YOUR OBJECTIVE:
Wherever "screenshot" appears in a line of the records below, count that line, and report only the number.

[Element data from apps and pages]
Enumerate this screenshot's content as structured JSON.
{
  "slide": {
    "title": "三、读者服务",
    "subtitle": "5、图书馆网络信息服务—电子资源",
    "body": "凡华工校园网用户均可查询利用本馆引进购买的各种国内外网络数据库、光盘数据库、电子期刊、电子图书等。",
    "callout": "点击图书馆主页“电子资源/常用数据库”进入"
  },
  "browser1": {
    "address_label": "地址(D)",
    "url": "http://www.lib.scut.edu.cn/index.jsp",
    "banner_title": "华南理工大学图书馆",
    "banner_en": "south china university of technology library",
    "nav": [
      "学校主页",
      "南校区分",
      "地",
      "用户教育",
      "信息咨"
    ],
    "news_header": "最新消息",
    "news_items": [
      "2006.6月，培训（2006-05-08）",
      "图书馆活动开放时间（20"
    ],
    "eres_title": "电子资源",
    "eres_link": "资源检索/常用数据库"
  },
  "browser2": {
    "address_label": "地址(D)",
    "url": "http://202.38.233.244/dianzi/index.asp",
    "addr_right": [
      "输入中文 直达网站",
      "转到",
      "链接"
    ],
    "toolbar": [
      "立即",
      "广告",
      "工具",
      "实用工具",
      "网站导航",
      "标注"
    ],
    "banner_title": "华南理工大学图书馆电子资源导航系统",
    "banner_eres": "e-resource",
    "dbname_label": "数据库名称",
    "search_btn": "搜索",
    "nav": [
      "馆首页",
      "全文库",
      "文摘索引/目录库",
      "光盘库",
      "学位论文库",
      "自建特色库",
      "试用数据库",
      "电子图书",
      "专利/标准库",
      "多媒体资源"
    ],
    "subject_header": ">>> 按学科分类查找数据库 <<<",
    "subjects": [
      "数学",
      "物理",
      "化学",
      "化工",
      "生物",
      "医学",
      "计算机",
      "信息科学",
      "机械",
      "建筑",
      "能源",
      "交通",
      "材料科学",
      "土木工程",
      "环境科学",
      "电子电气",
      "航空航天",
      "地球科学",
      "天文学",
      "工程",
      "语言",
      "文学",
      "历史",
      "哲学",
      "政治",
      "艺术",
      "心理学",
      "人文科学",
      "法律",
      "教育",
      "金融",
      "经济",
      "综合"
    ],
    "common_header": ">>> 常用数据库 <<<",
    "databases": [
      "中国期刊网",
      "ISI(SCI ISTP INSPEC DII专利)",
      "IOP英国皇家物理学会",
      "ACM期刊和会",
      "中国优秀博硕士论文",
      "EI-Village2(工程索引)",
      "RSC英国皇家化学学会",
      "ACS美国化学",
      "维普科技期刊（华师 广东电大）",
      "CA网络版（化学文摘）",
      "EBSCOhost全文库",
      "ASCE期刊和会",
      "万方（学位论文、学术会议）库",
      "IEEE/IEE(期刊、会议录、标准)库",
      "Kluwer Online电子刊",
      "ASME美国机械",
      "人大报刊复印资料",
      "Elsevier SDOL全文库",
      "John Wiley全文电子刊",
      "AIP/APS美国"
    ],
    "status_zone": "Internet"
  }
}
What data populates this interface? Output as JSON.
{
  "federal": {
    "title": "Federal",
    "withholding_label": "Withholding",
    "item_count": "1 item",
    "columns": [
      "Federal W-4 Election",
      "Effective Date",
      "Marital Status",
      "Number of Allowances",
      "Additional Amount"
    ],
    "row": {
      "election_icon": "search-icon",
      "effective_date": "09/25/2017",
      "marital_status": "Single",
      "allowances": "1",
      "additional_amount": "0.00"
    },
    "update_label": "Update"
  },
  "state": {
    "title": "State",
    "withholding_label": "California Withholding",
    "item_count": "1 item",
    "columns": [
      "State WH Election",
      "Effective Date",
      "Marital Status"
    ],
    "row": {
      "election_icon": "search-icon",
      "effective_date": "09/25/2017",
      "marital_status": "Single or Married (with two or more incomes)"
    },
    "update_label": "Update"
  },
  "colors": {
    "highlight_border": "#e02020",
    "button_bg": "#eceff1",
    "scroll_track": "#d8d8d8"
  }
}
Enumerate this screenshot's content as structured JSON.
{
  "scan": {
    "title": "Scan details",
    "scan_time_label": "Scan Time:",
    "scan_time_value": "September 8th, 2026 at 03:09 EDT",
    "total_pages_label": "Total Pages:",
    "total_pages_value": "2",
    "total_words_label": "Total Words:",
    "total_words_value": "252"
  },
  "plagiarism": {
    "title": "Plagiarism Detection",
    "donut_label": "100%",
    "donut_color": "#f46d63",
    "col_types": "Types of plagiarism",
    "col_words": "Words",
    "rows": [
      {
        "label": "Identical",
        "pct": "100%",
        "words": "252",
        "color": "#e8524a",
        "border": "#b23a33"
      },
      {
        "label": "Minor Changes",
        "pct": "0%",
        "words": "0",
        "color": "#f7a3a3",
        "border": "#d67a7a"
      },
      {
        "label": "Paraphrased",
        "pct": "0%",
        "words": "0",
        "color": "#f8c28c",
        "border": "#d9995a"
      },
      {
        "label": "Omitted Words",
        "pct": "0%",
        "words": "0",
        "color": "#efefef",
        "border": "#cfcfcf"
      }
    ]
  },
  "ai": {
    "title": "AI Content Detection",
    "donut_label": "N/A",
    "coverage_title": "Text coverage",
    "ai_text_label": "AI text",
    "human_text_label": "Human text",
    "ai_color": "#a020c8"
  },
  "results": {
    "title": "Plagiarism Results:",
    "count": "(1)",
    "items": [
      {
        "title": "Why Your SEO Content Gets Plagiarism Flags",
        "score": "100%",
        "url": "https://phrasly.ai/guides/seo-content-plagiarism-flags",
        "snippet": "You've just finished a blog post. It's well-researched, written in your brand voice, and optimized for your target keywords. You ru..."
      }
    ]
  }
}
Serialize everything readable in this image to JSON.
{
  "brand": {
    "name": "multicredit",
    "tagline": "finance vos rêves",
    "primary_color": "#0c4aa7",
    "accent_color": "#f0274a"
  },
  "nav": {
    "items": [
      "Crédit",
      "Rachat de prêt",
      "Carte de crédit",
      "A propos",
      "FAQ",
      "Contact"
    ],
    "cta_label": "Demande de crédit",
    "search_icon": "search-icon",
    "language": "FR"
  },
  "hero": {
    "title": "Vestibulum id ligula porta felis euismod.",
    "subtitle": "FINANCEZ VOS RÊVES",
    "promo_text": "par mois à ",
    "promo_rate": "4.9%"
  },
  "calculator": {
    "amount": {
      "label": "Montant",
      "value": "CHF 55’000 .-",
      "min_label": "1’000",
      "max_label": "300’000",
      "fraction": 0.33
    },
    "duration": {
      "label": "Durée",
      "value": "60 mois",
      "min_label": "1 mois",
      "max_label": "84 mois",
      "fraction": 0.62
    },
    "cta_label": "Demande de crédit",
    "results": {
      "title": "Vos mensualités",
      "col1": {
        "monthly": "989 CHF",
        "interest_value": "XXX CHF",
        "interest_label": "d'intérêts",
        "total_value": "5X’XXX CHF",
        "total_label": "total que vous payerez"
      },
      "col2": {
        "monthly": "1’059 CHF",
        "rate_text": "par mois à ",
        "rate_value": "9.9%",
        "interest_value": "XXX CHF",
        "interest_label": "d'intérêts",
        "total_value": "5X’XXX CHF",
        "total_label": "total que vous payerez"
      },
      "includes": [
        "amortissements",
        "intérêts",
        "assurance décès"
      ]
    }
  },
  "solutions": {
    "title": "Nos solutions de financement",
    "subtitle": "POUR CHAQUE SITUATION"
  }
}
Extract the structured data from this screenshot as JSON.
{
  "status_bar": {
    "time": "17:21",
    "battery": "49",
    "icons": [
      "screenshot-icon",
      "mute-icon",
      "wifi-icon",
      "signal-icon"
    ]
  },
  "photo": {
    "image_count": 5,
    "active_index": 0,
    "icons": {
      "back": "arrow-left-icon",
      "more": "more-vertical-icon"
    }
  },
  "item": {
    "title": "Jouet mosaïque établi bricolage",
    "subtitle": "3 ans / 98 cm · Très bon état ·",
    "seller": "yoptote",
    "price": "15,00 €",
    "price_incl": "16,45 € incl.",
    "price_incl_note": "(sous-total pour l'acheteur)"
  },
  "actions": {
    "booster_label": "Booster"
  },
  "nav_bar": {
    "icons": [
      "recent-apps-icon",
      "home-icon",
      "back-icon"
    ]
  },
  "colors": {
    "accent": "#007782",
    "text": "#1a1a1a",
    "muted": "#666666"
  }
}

EXERCISE ANSWER:
4